> **Action item**: The required answer is the data below, restated word for word with images omitted.

** Opening Data extract block **

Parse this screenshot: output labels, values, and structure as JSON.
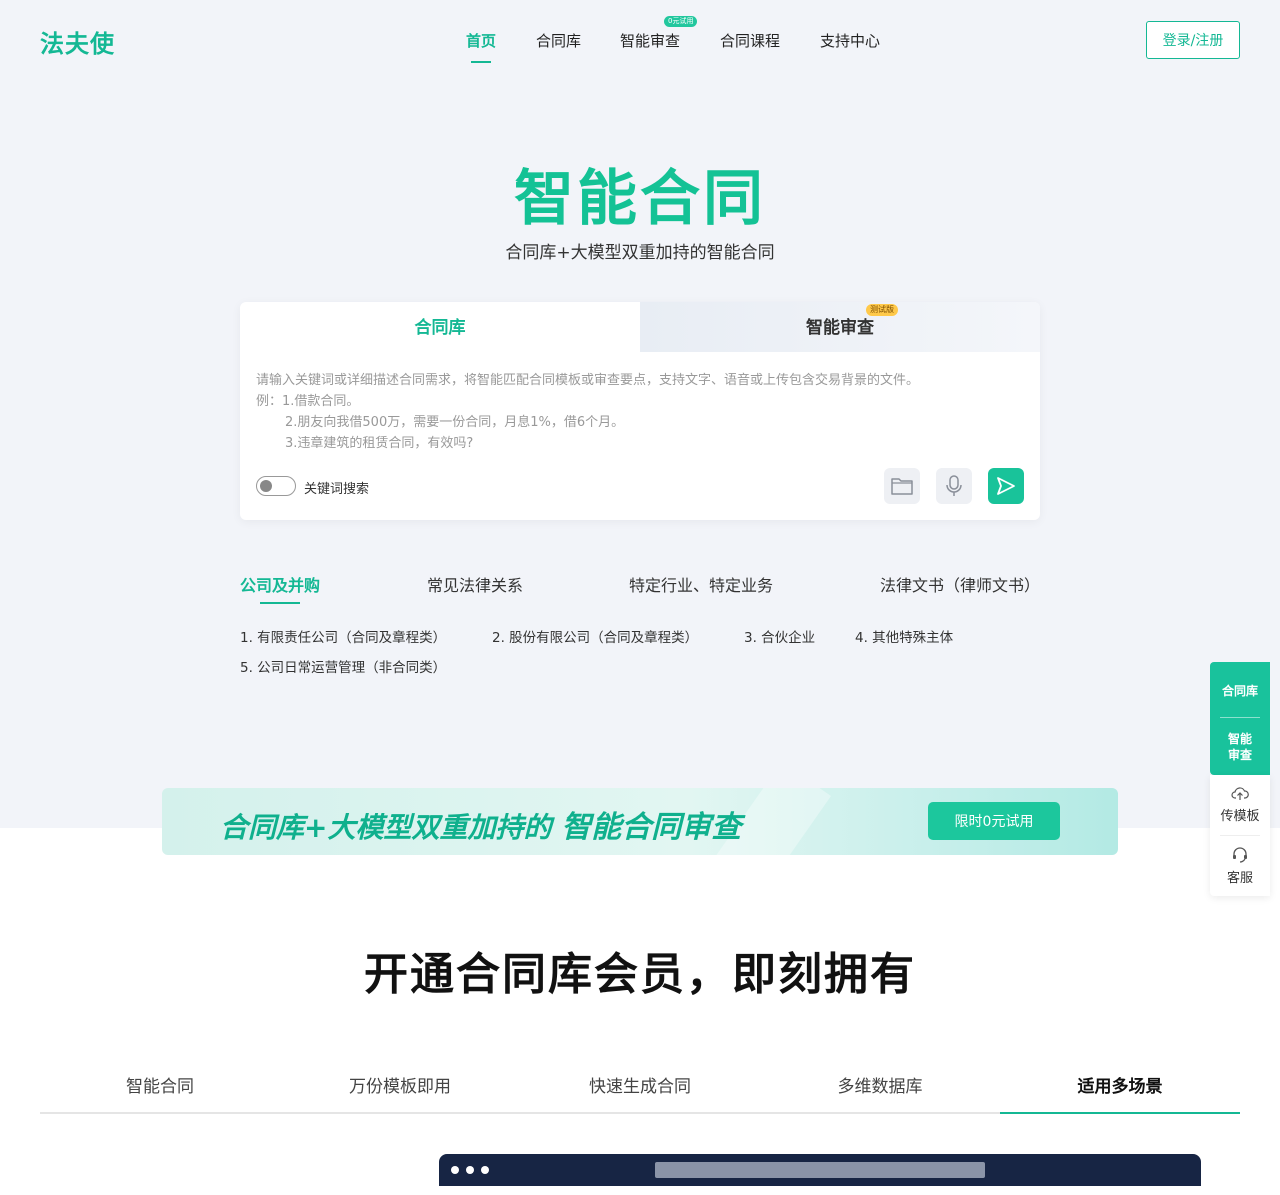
{
  "header": {
    "logo": "法夫使",
    "nav": [
      {
        "label": "首页",
        "active": true
      },
      {
        "label": "合同库",
        "active": false
      },
      {
        "label": "智能审查",
        "active": false,
        "badge": "0元试用"
      },
      {
        "label": "合同课程",
        "active": false
      },
      {
        "label": "支持中心",
        "active": false
      }
    ],
    "login_label": "登录/注册"
  },
  "hero": {
    "title": "智能合同",
    "subtitle": "合同库+大模型双重加持的智能合同"
  },
  "search_card": {
    "tabs": [
      {
        "label": "合同库",
        "active": true
      },
      {
        "label": "智能审查",
        "active": false,
        "badge": "测试版"
      }
    ],
    "hint_lines": [
      "请输入关键词或详细描述合同需求，将智能匹配合同模板或审查要点，支持文字、语音或上传包含交易背景的文件。",
      "例：1.借款合同。",
      "2.朋友向我借500万，需要一份合同，月息1%，借6个月。",
      "3.违章建筑的租赁合同，有效吗?"
    ],
    "toggle_label": "关键词搜索",
    "toggle_on": false,
    "icons": [
      "folder-icon",
      "microphone-icon",
      "send-icon"
    ]
  },
  "categories": {
    "tabs": [
      "公司及并购",
      "常见法律关系",
      "特定行业、特定业务",
      "法律文书（律师文书）"
    ],
    "active_index": 0,
    "items": [
      "1. 有限责任公司（合同及章程类）",
      "2. 股份有限公司（合同及章程类）",
      "3. 合伙企业",
      "4. 其他特殊主体",
      "5. 公司日常运营管理（非合同类）"
    ]
  },
  "banner": {
    "text_prefix": "合同库+大模型双重加持的",
    "text_strong": "智能合同审查",
    "button": "限时0元试用"
  },
  "float_bar": {
    "item1": "合同库",
    "item2_line1": "智能",
    "item2_line2": "审查",
    "upload_label": "传模板",
    "service_label": "客服",
    "upload_icon": "cloud-upload-icon",
    "service_icon": "headset-icon"
  },
  "members": {
    "title": "开通合同库会员，即刻拥有",
    "tabs": [
      "智能合同",
      "万份模板即用",
      "快速生成合同",
      "多维数据库",
      "适用多场景"
    ],
    "active_index": 4
  },
  "colors": {
    "brand": "#14b894",
    "accent_beta": "#ffc94a",
    "mock_dark": "#172544"
  }
}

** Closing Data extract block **

> **Reply**:
Parse this screenshot: output labels, values, and structure as JSON.
{
  "header": {
    "logo": "法夫使",
    "nav": [
      {
        "label": "首页",
        "active": true
      },
      {
        "label": "合同库",
        "active": false
      },
      {
        "label": "智能审查",
        "active": false,
        "badge": "0元试用"
      },
      {
        "label": "合同课程",
        "active": false
      },
      {
        "label": "支持中心",
        "active": false
      }
    ],
    "login_label": "登录/注册"
  },
  "hero": {
    "title": "智能合同",
    "subtitle": "合同库+大模型双重加持的智能合同"
  },
  "search_card": {
    "tabs": [
      {
        "label": "合同库",
        "active": true
      },
      {
        "label": "智能审查",
        "active": false,
        "badge": "测试版"
      }
    ],
    "hint_lines": [
      "请输入关键词或详细描述合同需求，将智能匹配合同模板或审查要点，支持文字、语音或上传包含交易背景的文件。",
      "例：1.借款合同。",
      "2.朋友向我借500万，需要一份合同，月息1%，借6个月。",
      "3.违章建筑的租赁合同，有效吗?"
    ],
    "toggle_label": "关键词搜索",
    "toggle_on": false,
    "icons": [
      "folder-icon",
      "microphone-icon",
      "send-icon"
    ]
  },
  "categories": {
    "tabs": [
      "公司及并购",
      "常见法律关系",
      "特定行业、特定业务",
      "法律文书（律师文书）"
    ],
    "active_index": 0,
    "items": [
      "1. 有限责任公司（合同及章程类）",
      "2. 股份有限公司（合同及章程类）",
      "3. 合伙企业",
      "4. 其他特殊主体",
      "5. 公司日常运营管理（非合同类）"
    ]
  },
  "banner": {
    "text_prefix": "合同库+大模型双重加持的",
    "text_strong": "智能合同审查",
    "button": "限时0元试用"
  },
  "float_bar": {
    "item1": "合同库",
    "item2_line1": "智能",
    "item2_line2": "审查",
    "upload_label": "传模板",
    "service_label": "客服",
    "upload_icon": "cloud-upload-icon",
    "service_icon": "headset-icon"
  },
  "members": {
    "title": "开通合同库会员，即刻拥有",
    "tabs": [
      "智能合同",
      "万份模板即用",
      "快速生成合同",
      "多维数据库",
      "适用多场景"
    ],
    "active_index": 4
  },
  "colors": {
    "brand": "#14b894",
    "accent_beta": "#ffc94a",
    "mock_dark": "#172544"
  }
}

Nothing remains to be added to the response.